─── EXERCISE INPUT

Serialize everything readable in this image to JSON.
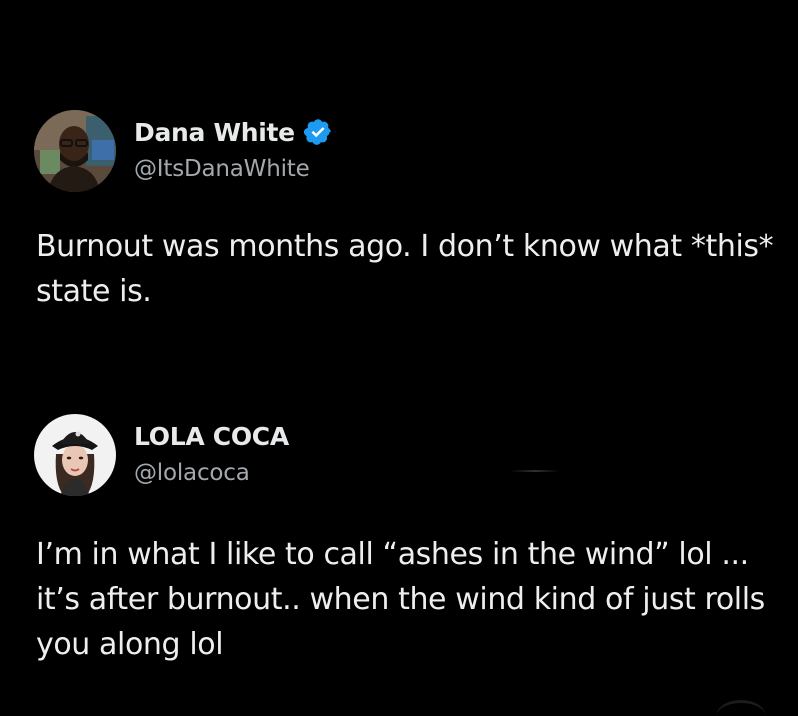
{
  "posts": [
    {
      "author": {
        "display_name": "Dana White",
        "handle": "@ItsDanaWhite",
        "verified": true,
        "avatar_icon": "man-in-glasses-avatar"
      },
      "text": "Burnout was months ago. I don’t know what *this* state is."
    },
    {
      "author": {
        "display_name": "LOLA COCA",
        "handle": "@lolacoca",
        "verified": false,
        "avatar_icon": "woman-in-bucket-hat-avatar"
      },
      "text": "I’m in what I like to call “ashes in the wind” lol ... it’s after burnout.. when the wind kind of just rolls you along lol"
    }
  ],
  "colors": {
    "background": "#000000",
    "text_primary": "#e7e9ea",
    "text_secondary": "#a3a8ad",
    "verified_badge": "#1d9bf0"
  }
}
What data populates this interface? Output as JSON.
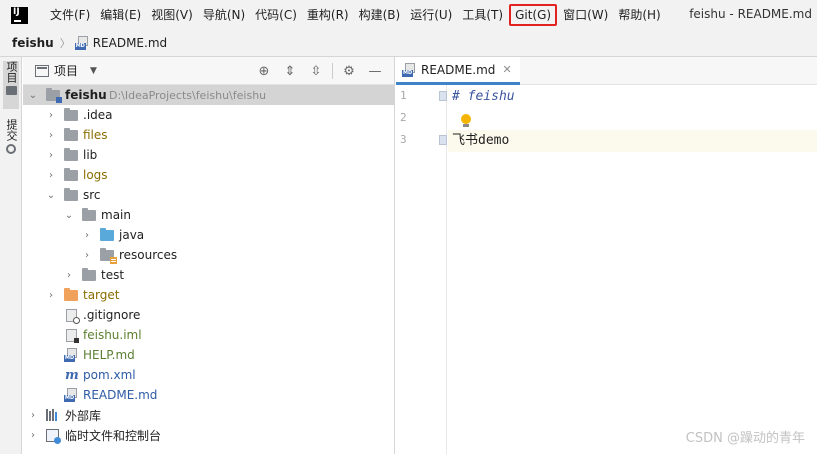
{
  "menubar": {
    "logo": "IJ",
    "items": [
      {
        "label": "文件(F)"
      },
      {
        "label": "编辑(E)"
      },
      {
        "label": "视图(V)"
      },
      {
        "label": "导航(N)"
      },
      {
        "label": "代码(C)"
      },
      {
        "label": "重构(R)"
      },
      {
        "label": "构建(B)"
      },
      {
        "label": "运行(U)"
      },
      {
        "label": "工具(T)"
      },
      {
        "label": "Git(G)",
        "highlighted": true
      },
      {
        "label": "窗口(W)"
      },
      {
        "label": "帮助(H)"
      }
    ],
    "window_title": "feishu - README.md"
  },
  "breadcrumb": {
    "root": "feishu",
    "file": "README.md"
  },
  "stripe": {
    "project_label": "项目",
    "commit_label": "提交"
  },
  "project_panel": {
    "title": "项目",
    "tree": [
      {
        "label": "feishu",
        "extra": "D:\\IdeaProjects\\feishu\\feishu",
        "icon": "module-folder-icon",
        "expanded": true,
        "selected": true
      },
      {
        "label": ".idea",
        "icon": "folder-icon",
        "color": "default"
      },
      {
        "label": "files",
        "icon": "folder-icon",
        "color": "yellow"
      },
      {
        "label": "lib",
        "icon": "folder-icon",
        "color": "default"
      },
      {
        "label": "logs",
        "icon": "folder-icon",
        "color": "yellow"
      },
      {
        "label": "src",
        "icon": "folder-icon",
        "color": "default",
        "expanded": true
      },
      {
        "label": "main",
        "icon": "folder-icon",
        "color": "default",
        "expanded": true
      },
      {
        "label": "java",
        "icon": "source-folder-icon",
        "color": "default"
      },
      {
        "label": "resources",
        "icon": "resources-folder-icon",
        "color": "default"
      },
      {
        "label": "test",
        "icon": "folder-icon",
        "color": "default"
      },
      {
        "label": "target",
        "icon": "excluded-folder-icon",
        "color": "yellow"
      },
      {
        "label": ".gitignore",
        "icon": "gitignore-file-icon",
        "color": "default"
      },
      {
        "label": "feishu.iml",
        "icon": "iml-file-icon",
        "color": "green"
      },
      {
        "label": "HELP.md",
        "icon": "markdown-file-icon",
        "color": "green"
      },
      {
        "label": "pom.xml",
        "icon": "maven-file-icon",
        "color": "blue"
      },
      {
        "label": "README.md",
        "icon": "markdown-file-icon",
        "color": "blue"
      },
      {
        "label": "外部库",
        "icon": "library-icon",
        "color": "default"
      },
      {
        "label": "临时文件和控制台",
        "icon": "scratch-icon",
        "color": "default"
      }
    ]
  },
  "editor": {
    "tab_label": "README.md",
    "lines": [
      {
        "number": "1",
        "text": "# feishu",
        "kind": "heading"
      },
      {
        "number": "2",
        "text": "",
        "kind": "blank"
      },
      {
        "number": "3",
        "text": "飞书demo",
        "kind": "text"
      }
    ]
  },
  "watermark": "CSDN @躁动的青年",
  "colors": {
    "highlight_box": "#e32121",
    "accent": "#4083c9",
    "selection": "#d4d4d4"
  }
}
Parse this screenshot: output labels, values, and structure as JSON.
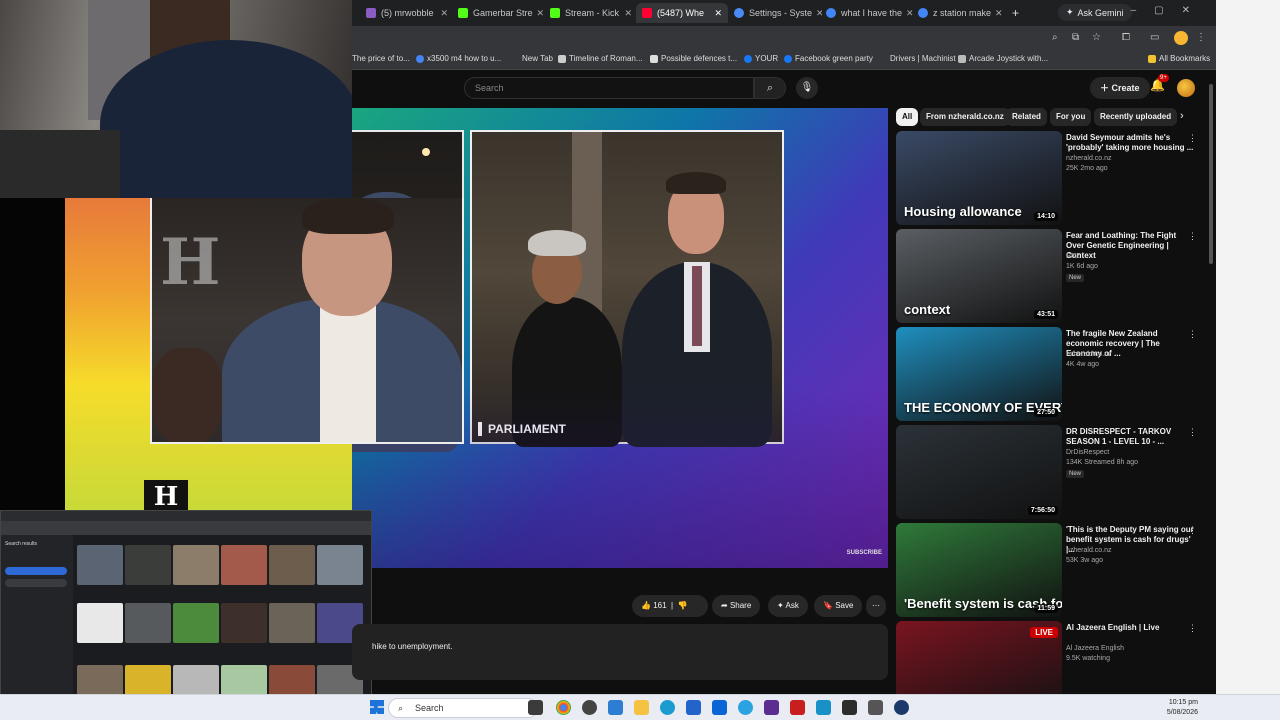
{
  "browser": {
    "tabs": [
      {
        "label": "(5) mrwobble",
        "color": "#8a5cc4"
      },
      {
        "label": "Gamerbar Stre",
        "color": "#53fc18"
      },
      {
        "label": "Stream - Kick",
        "color": "#53fc18"
      },
      {
        "label": "(5487) Whe",
        "color": "#ff0033",
        "active": true
      },
      {
        "label": "Settings - Syste",
        "color": "#4a8af4"
      },
      {
        "label": "what I have the",
        "color": "#4285f4"
      },
      {
        "label": "z station make",
        "color": "#4285f4"
      }
    ],
    "ask_gemini": "Ask Gemini",
    "all_bookmarks": "All Bookmarks",
    "bookmarks": [
      {
        "label": "The price of to...",
        "color": ""
      },
      {
        "label": "x3500 m4 how to u...",
        "color": "#4285f4"
      },
      {
        "label": "New Tab",
        "color": ""
      },
      {
        "label": "Timeline of Roman...",
        "color": "#ccc"
      },
      {
        "label": "Possible defences t...",
        "color": "#ddd"
      },
      {
        "label": "YOUR",
        "color": "#1877f2"
      },
      {
        "label": "Facebook green party",
        "color": "#1877f2"
      },
      {
        "label": "Drivers | Machinist",
        "color": ""
      },
      {
        "label": "Arcade Joystick with...",
        "color": "#bbb"
      }
    ]
  },
  "youtube": {
    "search_placeholder": "Search",
    "create_label": "Create",
    "notification_count": "9+",
    "video": {
      "lower_third": "PARLIAMENT",
      "subscribe_text": "SUBSCRIBE",
      "logo_letter": "H"
    },
    "actions": {
      "likes": "161",
      "share": "Share",
      "ask": "Ask",
      "save": "Save"
    },
    "description_snippet": "hike to unemployment.",
    "chips": [
      "All",
      "From nzherald.co.nz",
      "Related",
      "For you",
      "Recently uploaded"
    ],
    "recommendations": [
      {
        "title": "David Seymour admits he's 'probably' taking more housing ...",
        "channel": "nzherald.co.nz",
        "meta": "25K  2mo ago",
        "duration": "14:10",
        "overlay": "Housing allowance",
        "live": false,
        "new": false,
        "bg": "#3a4a66"
      },
      {
        "title": "Fear and Loathing: The Fight Over Genetic Engineering | Context",
        "channel": "RNZ",
        "meta": "1K  6d ago",
        "duration": "43:51",
        "overlay": "context",
        "live": false,
        "new": true,
        "bg": "#5a5f64"
      },
      {
        "title": "The fragile New Zealand economic recovery | The Economy of ...",
        "channel": "nzherald.co.nz",
        "meta": "4K  4w ago",
        "duration": "27:50",
        "overlay": "THE ECONOMY OF EVERYTHING",
        "live": false,
        "new": false,
        "bg": "#1f8fbf"
      },
      {
        "title": "DR DISRESPECT - TARKOV SEASON 1 - LEVEL 10 - ...",
        "channel": "DrDisRespect",
        "meta": "134K  Streamed 8h ago",
        "duration": "7:56:50",
        "overlay": "",
        "live": false,
        "new": true,
        "bg": "#2b3238"
      },
      {
        "title": "'This is the Deputy PM saying our benefit system is cash for drugs' |...",
        "channel": "nzherald.co.nz",
        "meta": "53K  3w ago",
        "duration": "11:59",
        "overlay": "'Benefit system is cash for drugs'",
        "live": false,
        "new": false,
        "bg": "#2f7a3a"
      },
      {
        "title": "Al Jazeera English | Live",
        "channel": "Al Jazeera English",
        "meta": "9.5K watching",
        "duration": "",
        "overlay": "",
        "live": true,
        "new": false,
        "bg": "#7a1420"
      }
    ],
    "live_badge": "LIVE"
  },
  "overlay": {
    "fb_search_title": "Search results"
  },
  "taskbar": {
    "search_label": "Search",
    "time": "10:15 pm",
    "date": "5/08/2026"
  }
}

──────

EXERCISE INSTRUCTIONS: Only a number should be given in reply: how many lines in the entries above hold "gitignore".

EXERCISE RESPONSE: 2